If the prospect (deal) is engaged and it’s a matter of waiting for the prospect’s ‘buying window’ to open. For example, a contract renewal, a new need to develop, the existing supplier needs to stumble, or even the sales process is long and tedious, think enterprise sales. Then we could be said to be in the NURTURING stage, and this takes around 4mins per week, per opportunity. These times exclude attending sales meetings.
If you’re one of the many salespeople who need to manage their time across both creating new business and servicing your existing clients, you need to calculate the time you have available for both prospecting and nurturing. Then take that available time and allocate that time per opportunity.
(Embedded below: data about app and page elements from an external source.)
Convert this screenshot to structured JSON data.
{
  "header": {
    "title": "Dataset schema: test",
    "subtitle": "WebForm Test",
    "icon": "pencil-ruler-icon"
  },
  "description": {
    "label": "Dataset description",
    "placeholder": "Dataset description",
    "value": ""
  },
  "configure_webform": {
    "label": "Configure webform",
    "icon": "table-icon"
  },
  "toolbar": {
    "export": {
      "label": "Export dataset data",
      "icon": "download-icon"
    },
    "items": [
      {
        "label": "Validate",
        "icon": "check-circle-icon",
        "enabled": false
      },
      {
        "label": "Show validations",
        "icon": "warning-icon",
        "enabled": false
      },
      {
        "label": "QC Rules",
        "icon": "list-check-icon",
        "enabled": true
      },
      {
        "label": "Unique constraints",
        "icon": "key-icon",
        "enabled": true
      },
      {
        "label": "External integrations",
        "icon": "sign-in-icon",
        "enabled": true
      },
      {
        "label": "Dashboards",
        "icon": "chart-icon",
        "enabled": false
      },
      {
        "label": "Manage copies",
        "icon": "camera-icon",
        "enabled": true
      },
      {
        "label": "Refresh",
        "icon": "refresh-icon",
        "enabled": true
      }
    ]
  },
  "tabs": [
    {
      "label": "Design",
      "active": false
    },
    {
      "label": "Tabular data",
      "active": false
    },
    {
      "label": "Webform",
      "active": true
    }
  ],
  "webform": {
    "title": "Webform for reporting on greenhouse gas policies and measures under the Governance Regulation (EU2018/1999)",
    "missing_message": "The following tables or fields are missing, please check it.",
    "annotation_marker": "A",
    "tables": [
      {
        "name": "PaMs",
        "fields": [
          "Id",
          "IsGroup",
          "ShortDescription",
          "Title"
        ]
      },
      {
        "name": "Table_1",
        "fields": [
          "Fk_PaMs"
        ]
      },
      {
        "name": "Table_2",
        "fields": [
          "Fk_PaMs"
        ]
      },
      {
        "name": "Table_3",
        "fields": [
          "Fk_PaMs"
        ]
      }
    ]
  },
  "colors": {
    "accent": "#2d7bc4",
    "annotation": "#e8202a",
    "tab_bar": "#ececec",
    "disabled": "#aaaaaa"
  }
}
I believe, if you don’t have the time to work a prospect into a lead, you shouldn’t even start. Instead, leave it sitting ‘on the shelf’ until you have the capacity. Leave it for another day.
Consistently good, beats occasionally great, in sales.
Consistency is also important for deal progression. Reaching out once or twice and giving up on a prospect is a sure way to be unsuccessful, regardless of how good your outreach is. (Occasionally great) We now know that we need to map-out a valid multi-touch strategy to get a robust conversation started with our prospects. (Consistently good)
Having 100 leads who are pursued through just two touches is likely to be much less successful than having 25 leads who have a deliberate allocation of 6-8 careful touches. Those 25 leads are more likely to develop into conversations and move through to a conversion than those 100 leads. In this scenario, at the completion of this prospecting block, we will still have 75 lovely leads left to pursue.
As a more in-depth example, if you have 13 prospects at the front of the pipe and 12 further along, this can take around 4hrs and 8mins, per week, to stay on top of. Most Sales Leaders/ Account Managers/ Executives I talk to are surprised that it can take this long to work so few deals. If you were to multiply this by 4 to cater for 100 leads, this means you’d be spending more than 45% of your total work time working these leads (Plus you still have to add in sales meetings).
When we need to measure pipeline volume, I suggest we deliberately allocate sub-sectors inside your pipeline by size. Taking the 25 leads as an example, where appropriate, this pipeline could have five deals with a very large deal size, 5 with a large deal size, 5 with an average deal size, 5 with a lower value and finally 5 with the minimum value. The total of these leads volume hits the 3 – 5 x quota ratio. The exact ratio is dependent on your selling situation, but I think you get the idea.
The other reason smaller deals are essential to include (Small fish are the sweetest fish) is that it helps us to maintain sales momentum and sales practice. We get to stay in ‘practice’ the process of moving sales to completion with deals of all sizes. This way, we are less likely to ‘mess up’ when we get to those more important deals. (Again, being consistently good, rather than occasionally great).
Only managing the volume of a salesperson’s pipeline is not always the best approach. If we have too strong a focus on driving these volume numbers, we risk sellers, either consciously or unconsciously, loading the number of deals to meet those metrics whether they be real deals or not, or whether they have the time to develop those deals or not.
Both scenarios are less than ideal. How does your pipeline stack up?